Carol and Mariah

While waiting for a bus after a quick teeth cleaning in Boston’s Copley Square, I walked by two homeless gentlemen. One was in a wheel chair and had amputated legs. He was wearing a bright yellow soccer jersey. The other was sitting and rising and sitting and rising in an almost nervous routine. His jersey was a bright but deep blue soccer style as well.

The man in the wheel chair asked of his companion, “Don’t you just love Carol Channing? I really love that woman!” To which the man moving in swift up and down motions replied, “It’s Mariah for me. I don’t think that woman knows how hot she is.”

I wasn’t sure which of these lines I enjoed more, so I leave them for you to ponder… Carol Channing or Mariah Carey? And is it possible that Mariah has no idea how hot she is? And why do we know who these women are anyway? Or do we know who they are? Another crazy life moment on the street.

The only photo of Pisa

So recently while returning from Glasgow Scotland, I had the pleasure of sitting in front of a happy couple that had just completed a whirlwind European vacation. The gentleman was in shorts and a red polo shirt and the woman, also in shorts, wore a flowery loose fitting shirt. They were both plump but seemed quite happy if not a little exhausted. The man in the duet got comfortable in the chair behind me and after an awkward silence finally came out with something that was on his mind. He said to his partner, “Honey, please dont take nine months to get your film processed this time. You know, when they rushed us all off that bus I broke into a sweat and completely forgot what I was doing. I left my camera on the seat of the bus. You now have the only photo of Pisa.”

There was something amusing and profound about the idea that the only photo of [the leaning tower of] Pisa is resting in the latent cannister of a happy yet exhausted tourist couple from middle America.

B and B and the corruption of photography

Today I had lunch with my friend Costa. He is a remarkable photographer and is wise in his experience and image making.
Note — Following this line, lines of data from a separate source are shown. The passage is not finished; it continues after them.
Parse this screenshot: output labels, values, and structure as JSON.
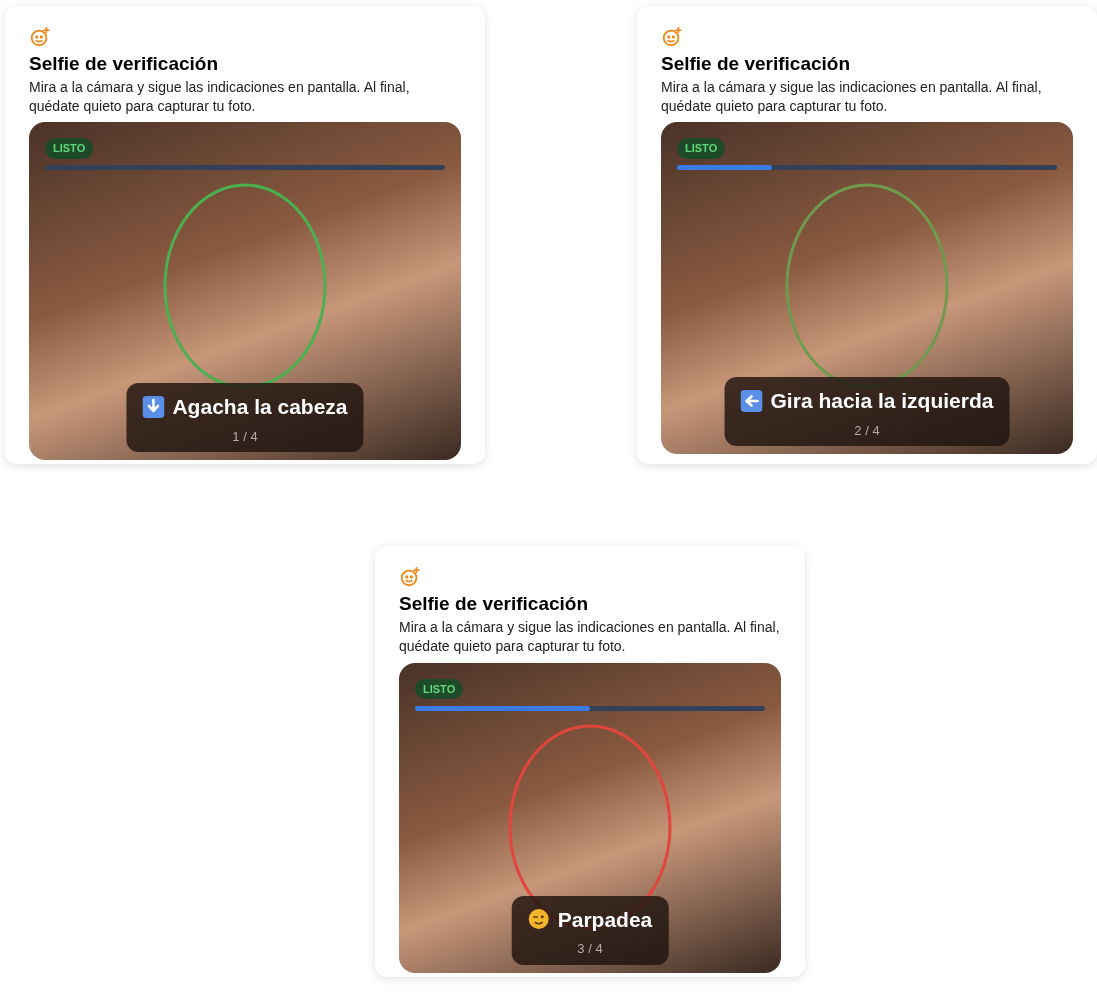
{
  "cards": [
    {
      "title": "Selfie de verificación",
      "description": "Mira a la cámara y sigue las indicaciones en pantalla. Al final, quédate quieto para capturar tu foto.",
      "badge": "LISTO",
      "progress": {
        "level": 0
      },
      "oval": {
        "color": "#4caf50"
      },
      "prompt": {
        "kind": "down",
        "text": "Agacha la cabeza",
        "step": "1 / 4"
      }
    },
    {
      "title": "Selfie de verificación",
      "description": "Mira a la cámara y sigue las indicaciones en pantalla. Al final, quédate quieto para capturar tu foto.",
      "badge": "LISTO",
      "progress": {
        "level": 0.25
      },
      "oval": {
        "color": "#6f9a4f"
      },
      "prompt": {
        "kind": "left",
        "text": "Gira hacia la izquierda",
        "step": "2 / 4"
      }
    },
    {
      "title": "Selfie de verificación",
      "description": "Mira a la cámara y sigue las indicaciones en pantalla. Al final, quédate quieto para capturar tu foto.",
      "badge": "LISTO",
      "progress": {
        "level": 0.5
      },
      "oval": {
        "color": "#e0463e"
      },
      "prompt": {
        "kind": "wink",
        "text": "Parpadea",
        "step": "3 / 4"
      }
    }
  ]
}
We realized today that we have been friends for nearly twenty years… perhaps seventeen to be more exact. Anyway, he has been a remarkable friend and mentor and in our too brief lunch, he continued to guide and jabb at the institution of art photography. There were two specific things that jumped out of the conversation:
1.
B and B
Costa coined a great expression in describing an exhibit he recently witnessed at the Museum of Fine Arts Boston: B and B (Big and Boring.) While flip, it does address the scale issues I have been thinking a lot about lately. It seems that gallerists and artists and collectors have somehow been courted and won over by technological confections over innovation of thought. Big images hanging on gallery walls around the world have become the confection of the day. Just because you can print it large, should you? Where are the notions of small and intimate? And boring is an unfortuante truth behind so many of the images that have rolled off these amazing digital printers.
2.
Photography has been corrupted by the institutions of art
This was quite the loaded statement. I have been reading The Photograph as Contemporary Art by Charlotte Cotton recently. I have to say, that while Costa’s strong opinion on such matters often seems extreme, I found myself sympathizing with his idea. Our conversation spun around the issue of “truth” in images for a while. The chat brough to mind the James W. Loewen book Lies My Teacher Told Me. The premise being that in reality there are so many more compelling moments than in fiction. So what does this mean about Jeff Wall and Gregory Crewdson and their peers? The manufactured truth? The manipulated image?

And, if art has corrupted photography, where will photography find a friend? What does it mean? Does it mean that photographs are a thing of their own… neither art, nor commerce, nor trade? Maybe photographs transcend definitions:

From dictionary.com

tran·scend
v. tran·scend·ed, tran·scend·ing, tran·scends
v. tr.

1. To pass beyond the limits of: emotions that transcend understanding.
2. To be greater than, as in intensity or power; surpass: love that transcends infatuation. See Synonyms at excel.
3. To exist above and independent of (material experience or the universe): “One never can see the thing in itself, because the mind does not transcend phenomena” (Hilaire Belloc).

So our chat went on for much longer and covered a lot of ground around his Magnum Photo friends and his recent works etc. He is off to his annual Magnum meeting next Monday so Im guessing thats why it was all so top of mind. Sounds like that meeting is quite an event.

Anyway, Costa is a wonderful friend and a great conversation. I miss the times we had together way back when…

I have no more tears

Recently the expression “I have no more tears.” came up in conversation. It made me sad. Does it make you sad? What a powerful statement. Is that going to happen to me? Has it happened to you? I have to say, hearing this sent me into a private panic… will there be a day when “I have no more tears?” What will that day look like? What is a world without tears? What is a world without happiness? Hmmmm…